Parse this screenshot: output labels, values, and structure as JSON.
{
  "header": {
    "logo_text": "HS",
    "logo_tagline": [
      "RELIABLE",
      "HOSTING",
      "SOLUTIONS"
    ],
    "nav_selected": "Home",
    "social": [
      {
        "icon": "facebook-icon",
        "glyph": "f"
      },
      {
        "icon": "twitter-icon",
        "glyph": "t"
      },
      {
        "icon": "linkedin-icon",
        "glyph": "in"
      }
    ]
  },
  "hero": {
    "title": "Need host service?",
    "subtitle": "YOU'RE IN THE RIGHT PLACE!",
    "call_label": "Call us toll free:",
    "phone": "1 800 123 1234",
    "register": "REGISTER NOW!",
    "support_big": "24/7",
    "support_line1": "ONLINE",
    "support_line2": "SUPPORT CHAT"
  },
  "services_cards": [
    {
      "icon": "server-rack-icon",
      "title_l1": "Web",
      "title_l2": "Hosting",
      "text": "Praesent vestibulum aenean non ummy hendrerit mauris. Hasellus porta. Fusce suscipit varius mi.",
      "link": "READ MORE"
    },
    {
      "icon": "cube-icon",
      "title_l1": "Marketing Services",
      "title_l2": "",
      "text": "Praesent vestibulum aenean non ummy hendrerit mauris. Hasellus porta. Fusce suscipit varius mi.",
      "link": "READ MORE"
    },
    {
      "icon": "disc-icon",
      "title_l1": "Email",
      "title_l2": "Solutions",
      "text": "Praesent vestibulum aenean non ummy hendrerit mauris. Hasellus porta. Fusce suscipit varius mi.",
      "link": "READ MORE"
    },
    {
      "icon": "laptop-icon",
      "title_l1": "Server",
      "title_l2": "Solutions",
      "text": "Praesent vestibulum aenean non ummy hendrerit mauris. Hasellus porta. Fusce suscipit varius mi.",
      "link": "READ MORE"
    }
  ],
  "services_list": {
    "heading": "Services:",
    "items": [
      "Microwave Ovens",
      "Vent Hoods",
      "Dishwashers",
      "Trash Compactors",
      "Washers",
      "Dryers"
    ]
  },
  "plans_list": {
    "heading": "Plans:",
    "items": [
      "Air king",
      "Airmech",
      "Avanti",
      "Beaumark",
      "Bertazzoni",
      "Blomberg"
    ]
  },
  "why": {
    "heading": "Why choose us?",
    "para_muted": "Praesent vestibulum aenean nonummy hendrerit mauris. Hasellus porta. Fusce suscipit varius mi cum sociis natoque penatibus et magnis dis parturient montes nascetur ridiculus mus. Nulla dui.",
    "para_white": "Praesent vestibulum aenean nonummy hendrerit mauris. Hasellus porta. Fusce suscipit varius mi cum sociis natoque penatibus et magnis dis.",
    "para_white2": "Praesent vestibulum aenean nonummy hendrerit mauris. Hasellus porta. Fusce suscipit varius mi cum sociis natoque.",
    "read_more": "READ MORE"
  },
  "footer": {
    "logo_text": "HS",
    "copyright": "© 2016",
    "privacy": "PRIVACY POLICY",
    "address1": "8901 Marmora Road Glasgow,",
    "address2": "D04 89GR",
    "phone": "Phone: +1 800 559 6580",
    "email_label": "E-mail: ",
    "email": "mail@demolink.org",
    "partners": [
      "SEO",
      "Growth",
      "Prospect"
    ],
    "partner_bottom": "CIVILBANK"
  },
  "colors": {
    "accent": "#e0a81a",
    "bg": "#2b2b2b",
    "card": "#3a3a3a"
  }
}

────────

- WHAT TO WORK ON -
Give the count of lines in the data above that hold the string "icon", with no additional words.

- ANSWER SECTION -
7